And the interest shows no sign of waning. I just read a scene in Dan Simmons’ book OLYMPOS where a character convinces a suspicious Odysseus that he has a message from his wife, the steadfast Penelope, because he knows the secret of how their marriage bed was hewn and fashioned. No one is going to be writing sequels starring lovable rogue Han Solo two and a half thousand years after the present date: he does not have a life of his own independent of his creator. Odysseus is a real person.
“The criteria by which a book is judged have evolved over time.” Forgive me, but again I politely disagree, and again with an absolute disagreement. Evolved? By what process? Do the brains of men operate differently in the first century of the third millennium than they did in the Bronze Age? If so, it would be mere change, not improvement, and the songs of the ancient poets, instead of ringing with voices like godlike thunder down the ages, and igniting joy and wonder in the hearts of any with wit to hear them, would be merely incomprehensible, as Greek is to the uneducated. But I think we can understand the wrath of Achilles quite well, whenever we thing someone spurns or underestimates our worth. (Certainly I personally understand, and partake of, the garrulous nature of Nestor all too well.)
A standard that evolves is by definition not a standard, no more than a growing reed can be used as a yardstick to measure your children as they (and it) continue growing. The only thing that has “evolved” over time is a modern parochialism, that tends to disregard and downplay the achievements of the past. And, indeed, this is not an improvement, but a decrease of judgment, departing from objective standards to follow fashion. 
“I’m not sure its entirely legitimate to judge the greatness of all books by the same standard.”
Whatever is not being judged by the same standard is not being judged at all, for the act of judgment is the act of comparison to a standard. Having said that, I will say that a book can be good as science fiction and be bad as a book—most science fiction books are not (thank goodness) with art for art’s sake. Our genre is concerned with ideas and wonders, not the craft and cunning with which the story is told. Again, an epic poem and a lighthearted space opera are each judged by the standards proper to their genre. Lensmen can be rip-roaring good fun, without being a Great Book of the Western Cannon of Literature.
The question that started this whole thread was exactly this: what happens if we take the books that are among the best of SF (qua SF) and hold them up against the best of the Western Great Books (qua great literature).
Please see C.S. Lewis A NEW THEORY OF CRITICISM for more on this idea. Great books and good books are regarded differently, and exist for different purposes, by serious readers and casual readers. Science fiction is for casual reading, by and large. 

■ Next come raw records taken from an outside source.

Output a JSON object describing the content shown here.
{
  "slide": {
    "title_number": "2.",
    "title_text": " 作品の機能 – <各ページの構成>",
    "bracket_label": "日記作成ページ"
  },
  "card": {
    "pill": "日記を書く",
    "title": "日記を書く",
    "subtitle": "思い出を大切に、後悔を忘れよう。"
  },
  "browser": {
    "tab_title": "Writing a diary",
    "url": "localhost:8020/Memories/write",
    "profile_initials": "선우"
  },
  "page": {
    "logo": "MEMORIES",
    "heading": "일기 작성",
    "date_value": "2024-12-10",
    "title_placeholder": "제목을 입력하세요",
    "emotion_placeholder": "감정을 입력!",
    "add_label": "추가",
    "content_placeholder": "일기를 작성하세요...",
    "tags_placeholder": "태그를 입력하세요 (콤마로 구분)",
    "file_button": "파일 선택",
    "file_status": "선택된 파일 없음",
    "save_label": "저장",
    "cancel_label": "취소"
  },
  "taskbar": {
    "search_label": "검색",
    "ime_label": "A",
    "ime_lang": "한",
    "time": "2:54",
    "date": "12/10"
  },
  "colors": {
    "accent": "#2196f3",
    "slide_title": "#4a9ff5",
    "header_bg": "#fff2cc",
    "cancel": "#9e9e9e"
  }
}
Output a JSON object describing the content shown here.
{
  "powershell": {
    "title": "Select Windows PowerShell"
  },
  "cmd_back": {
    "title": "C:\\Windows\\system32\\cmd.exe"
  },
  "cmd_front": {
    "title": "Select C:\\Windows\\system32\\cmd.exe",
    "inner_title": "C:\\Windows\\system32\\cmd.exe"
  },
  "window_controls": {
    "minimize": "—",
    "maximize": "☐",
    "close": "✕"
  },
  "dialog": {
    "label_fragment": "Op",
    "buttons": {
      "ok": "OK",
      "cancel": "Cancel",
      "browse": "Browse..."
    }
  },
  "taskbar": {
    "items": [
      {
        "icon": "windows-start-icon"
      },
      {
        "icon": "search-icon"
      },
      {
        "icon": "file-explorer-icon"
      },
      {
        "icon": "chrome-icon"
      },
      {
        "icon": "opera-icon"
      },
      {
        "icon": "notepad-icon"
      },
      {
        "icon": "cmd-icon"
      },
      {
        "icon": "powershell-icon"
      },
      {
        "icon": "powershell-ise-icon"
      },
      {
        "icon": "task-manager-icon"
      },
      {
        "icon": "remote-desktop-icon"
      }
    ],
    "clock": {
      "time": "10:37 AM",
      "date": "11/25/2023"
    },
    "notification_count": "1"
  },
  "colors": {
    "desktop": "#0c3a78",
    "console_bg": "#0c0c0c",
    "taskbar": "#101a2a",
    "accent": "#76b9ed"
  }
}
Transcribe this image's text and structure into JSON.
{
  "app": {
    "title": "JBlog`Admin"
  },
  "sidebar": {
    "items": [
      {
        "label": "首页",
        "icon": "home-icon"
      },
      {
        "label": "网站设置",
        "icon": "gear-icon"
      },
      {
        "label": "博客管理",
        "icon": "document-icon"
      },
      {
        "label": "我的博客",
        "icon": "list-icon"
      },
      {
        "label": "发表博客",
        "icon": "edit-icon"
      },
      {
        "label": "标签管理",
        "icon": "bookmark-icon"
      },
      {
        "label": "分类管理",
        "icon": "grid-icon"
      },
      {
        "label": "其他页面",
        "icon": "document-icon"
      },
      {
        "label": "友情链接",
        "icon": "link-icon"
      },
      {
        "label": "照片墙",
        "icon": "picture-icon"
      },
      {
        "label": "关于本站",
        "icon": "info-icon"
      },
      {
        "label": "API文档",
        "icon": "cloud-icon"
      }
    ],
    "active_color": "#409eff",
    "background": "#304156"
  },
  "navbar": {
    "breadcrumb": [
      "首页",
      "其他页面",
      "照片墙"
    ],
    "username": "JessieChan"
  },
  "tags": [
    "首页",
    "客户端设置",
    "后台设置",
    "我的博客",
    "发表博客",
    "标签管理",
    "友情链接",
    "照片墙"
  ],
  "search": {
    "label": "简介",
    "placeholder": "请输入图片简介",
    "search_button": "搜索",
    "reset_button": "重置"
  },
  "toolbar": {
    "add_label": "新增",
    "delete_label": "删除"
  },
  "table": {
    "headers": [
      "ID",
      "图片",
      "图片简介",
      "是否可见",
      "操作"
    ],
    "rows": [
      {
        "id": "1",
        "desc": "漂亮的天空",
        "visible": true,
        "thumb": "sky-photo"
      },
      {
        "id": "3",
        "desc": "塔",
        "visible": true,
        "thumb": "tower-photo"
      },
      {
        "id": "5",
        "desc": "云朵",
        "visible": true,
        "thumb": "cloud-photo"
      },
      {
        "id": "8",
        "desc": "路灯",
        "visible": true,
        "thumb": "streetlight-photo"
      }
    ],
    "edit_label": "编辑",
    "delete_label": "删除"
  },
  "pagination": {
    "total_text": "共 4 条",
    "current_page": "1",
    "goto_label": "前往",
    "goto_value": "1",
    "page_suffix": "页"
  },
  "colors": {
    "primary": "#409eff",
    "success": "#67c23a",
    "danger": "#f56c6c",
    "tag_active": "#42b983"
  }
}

Science Fiction as a genre is meant to be fiction to contemplate change and evolution, the miracles of science, the new discoveries in space: the things in human nature that forever will stay the same come without our preview only when we challenge them. Great Literature is about the fact that men live mortal lives, and yet we live as if we are immortal. Science Fiction wonders what would happen if we had a death-reversing machine. Great Literature is about the war between the sexes, the eternal allure and puzzlement of the other sex, the temptations of Adam and Eve, the clash of wits of Penelope and Odysseus. Science Fiction wonders what life is like on planet Gethen, where there the humans have but one sex, or on planet Tormance, where there are three.